Digg Embroiled In HD DVD Controversy
The posting of a code that decrypts HD DVD format DRM caused plenty of uproar at the social news site when Digg administrators took down posts and banned accounts over it. That was just the start.
|Digg Embroiled In HD DVD Controversy|
Everything started when a Digg user posted a string of hexadecimal code. Those unassuming 32 characters can be used with certain software to allow the playback of HD DVD content on Linux systems, which are otherwise unsupported by the movie industry.
The original story received thousands of Diggs from site users; then, the story vanished. People screamed ‘censorship’ and began posting new stories containing the code. Those too were short-lived on Digg, but very heavily noticed.
As the stories were removed, some users were banned from Digg for posting the code. Manuel Amador, who runs the Rudd-O blog that started the whole kerfuffle by being linked in the original Digg post, found himself banned when Digg admins received a cease and desist notice to take down the code.
Digg co-founder Jay Adelson blogged about the HD DVD takedown request:
We’ve been notified by the owners of this intellectual property that they believe the posting of the encryption key infringes their intellectual property rights. In order to respect these rights and to comply with the law, we have removed postings of the key that have been brought to our attention. Whether you agree or disagree with the policies of the intellectual property holders and consortiums, in order for Digg to survive, it must abide by the law.
Adelson didn’t mention something about HD DVD. As noted by Texyt, some episodes of the DiggNation video podcasts have been sponsored by HD DVD. Digg isn’t hiding these sponsorships, but they weren’t actively mentioned in context with the other HD DVD activity yesterday either.
However, the issue with the code being online in the first place goes all the way back to February of this year. The source code first appeared on the Doom9 forums, and then made it to a story on a Wired blog.
The final word on the HD DVD encryption key on Digg comes from its most well-known Digger, co-founder Kevin Rose:

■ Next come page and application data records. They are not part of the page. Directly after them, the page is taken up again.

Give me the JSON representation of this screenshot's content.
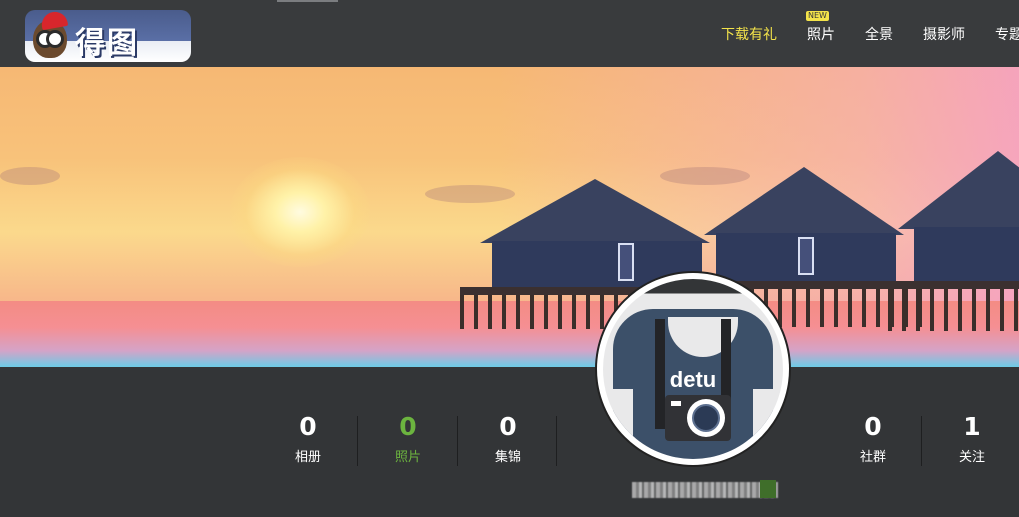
{
  "header": {
    "logo_text": "得图",
    "nav": [
      {
        "label": "下载有礼",
        "active": true
      },
      {
        "label": "照片",
        "active": false
      },
      {
        "label": "全景",
        "active": false
      },
      {
        "label": "摄影师",
        "active": false
      },
      {
        "label": "专题",
        "active": false
      }
    ],
    "new_badge": "NEW"
  },
  "avatar": {
    "brand_text": "detu"
  },
  "stats_left": [
    {
      "value": "0",
      "label": "相册",
      "highlight": false
    },
    {
      "value": "0",
      "label": "照片",
      "highlight": true
    },
    {
      "value": "0",
      "label": "集锦",
      "highlight": false
    }
  ],
  "stats_right": [
    {
      "value": "0",
      "label": "社群",
      "highlight": false
    },
    {
      "value": "1",
      "label": "关注",
      "highlight": false
    }
  ],
  "colors": {
    "header_bg": "#393b3d",
    "page_bg": "#333537",
    "active_nav": "#f3e34a",
    "highlight_stat": "#6cb43f"
  }
}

But now, after seeing hundreds of stories and reading thousands of comments, you’ve made it clear. You’d rather see Digg go down fighting than bow down to a bigger company. We hear you, and effective immediately we won’t delete stories or comments containing the code and will deal with whatever the consequences might be. If we lose, then what the hell, at least we died trying.
As of press time, Digg was up and running normally.